== BRIEF ==
Return the records below character for character.

MATERIAL TO PROCESS START

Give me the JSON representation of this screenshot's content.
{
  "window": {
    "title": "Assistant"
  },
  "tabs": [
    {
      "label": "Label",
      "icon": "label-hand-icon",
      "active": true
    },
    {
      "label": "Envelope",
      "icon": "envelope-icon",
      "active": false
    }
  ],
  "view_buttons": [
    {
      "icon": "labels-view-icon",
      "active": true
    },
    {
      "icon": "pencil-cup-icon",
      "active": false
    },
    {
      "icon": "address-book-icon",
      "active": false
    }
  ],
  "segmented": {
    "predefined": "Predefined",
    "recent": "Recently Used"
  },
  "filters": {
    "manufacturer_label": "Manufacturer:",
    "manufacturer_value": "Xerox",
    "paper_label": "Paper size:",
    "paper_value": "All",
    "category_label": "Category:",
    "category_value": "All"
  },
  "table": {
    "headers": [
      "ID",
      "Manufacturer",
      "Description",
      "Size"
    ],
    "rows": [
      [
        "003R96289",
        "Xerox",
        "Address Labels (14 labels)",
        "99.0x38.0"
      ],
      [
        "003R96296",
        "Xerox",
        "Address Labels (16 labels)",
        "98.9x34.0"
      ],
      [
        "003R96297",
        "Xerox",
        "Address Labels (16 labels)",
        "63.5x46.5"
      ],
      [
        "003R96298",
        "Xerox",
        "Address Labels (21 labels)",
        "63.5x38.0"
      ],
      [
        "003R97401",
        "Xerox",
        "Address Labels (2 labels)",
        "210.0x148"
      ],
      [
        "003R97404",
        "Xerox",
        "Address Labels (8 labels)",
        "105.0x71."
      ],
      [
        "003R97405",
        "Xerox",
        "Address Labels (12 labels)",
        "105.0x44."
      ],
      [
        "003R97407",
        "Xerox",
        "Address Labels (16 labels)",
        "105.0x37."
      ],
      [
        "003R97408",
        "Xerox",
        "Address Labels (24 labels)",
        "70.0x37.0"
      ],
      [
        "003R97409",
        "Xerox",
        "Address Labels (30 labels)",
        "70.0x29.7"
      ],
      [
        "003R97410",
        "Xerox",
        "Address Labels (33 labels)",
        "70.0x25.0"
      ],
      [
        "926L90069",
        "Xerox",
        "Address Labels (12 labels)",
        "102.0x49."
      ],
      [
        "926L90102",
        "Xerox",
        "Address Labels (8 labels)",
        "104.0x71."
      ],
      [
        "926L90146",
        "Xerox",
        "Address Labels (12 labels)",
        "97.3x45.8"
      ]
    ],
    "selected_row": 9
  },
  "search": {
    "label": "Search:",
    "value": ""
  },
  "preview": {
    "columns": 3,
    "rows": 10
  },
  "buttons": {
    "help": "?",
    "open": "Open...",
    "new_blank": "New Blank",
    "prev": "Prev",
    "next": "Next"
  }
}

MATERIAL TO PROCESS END

== ANSWER FOR THE TASK ==
Give me the JSON representation of this screenshot's content.
{
  "window": {
    "title": "Assistant"
  },
  "tabs": [
    {
      "label": "Label",
      "icon": "label-hand-icon",
      "active": true
    },
    {
      "label": "Envelope",
      "icon": "envelope-icon",
      "active": false
    }
  ],
  "view_buttons": [
    {
      "icon": "labels-view-icon",
      "active": true
    },
    {
      "icon": "pencil-cup-icon",
      "active": false
    },
    {
      "icon": "address-book-icon",
      "active": false
    }
  ],
  "segmented": {
    "predefined": "Predefined",
    "recent": "Recently Used"
  },
  "filters": {
    "manufacturer_label": "Manufacturer:",
    "manufacturer_value": "Xerox",
    "paper_label": "Paper size:",
    "paper_value": "All",
    "category_label": "Category:",
    "category_value": "All"
  },
  "table": {
    "headers": [
      "ID",
      "Manufacturer",
      "Description",
      "Size"
    ],
    "rows": [
      [
        "003R96289",
        "Xerox",
        "Address Labels (14 labels)",
        "99.0x38.0"
      ],
      [
        "003R96296",
        "Xerox",
        "Address Labels (16 labels)",
        "98.9x34.0"
      ],
      [
        "003R96297",
        "Xerox",
        "Address Labels (16 labels)",
        "63.5x46.5"
      ],
      [
        "003R96298",
        "Xerox",
        "Address Labels (21 labels)",
        "63.5x38.0"
      ],
      [
        "003R97401",
        "Xerox",
        "Address Labels (2 labels)",
        "210.0x148"
      ],
      [
        "003R97404",
        "Xerox",
        "Address Labels (8 labels)",
        "105.0x71."
      ],
      [
        "003R97405",
        "Xerox",
        "Address Labels (12 labels)",
        "105.0x44."
      ],
      [
        "003R97407",
        "Xerox",
        "Address Labels (16 labels)",
        "105.0x37."
      ],
      [
        "003R97408",
        "Xerox",
        "Address Labels (24 labels)",
        "70.0x37.0"
      ],
      [
        "003R97409",
        "Xerox",
        "Address Labels (30 labels)",
        "70.0x29.7"
      ],
      [
        "003R97410",
        "Xerox",
        "Address Labels (33 labels)",
        "70.0x25.0"
      ],
      [
        "926L90069",
        "Xerox",
        "Address Labels (12 labels)",
        "102.0x49."
      ],
      [
        "926L90102",
        "Xerox",
        "Address Labels (8 labels)",
        "104.0x71."
      ],
      [
        "926L90146",
        "Xerox",
        "Address Labels (12 labels)",
        "97.3x45.8"
      ]
    ],
    "selected_row": 9
  },
  "search": {
    "label": "Search:",
    "value": ""
  },
  "preview": {
    "columns": 3,
    "rows": 10
  },
  "buttons": {
    "help": "?",
    "open": "Open...",
    "new_blank": "New Blank",
    "prev": "Prev",
    "next": "Next"
  }
}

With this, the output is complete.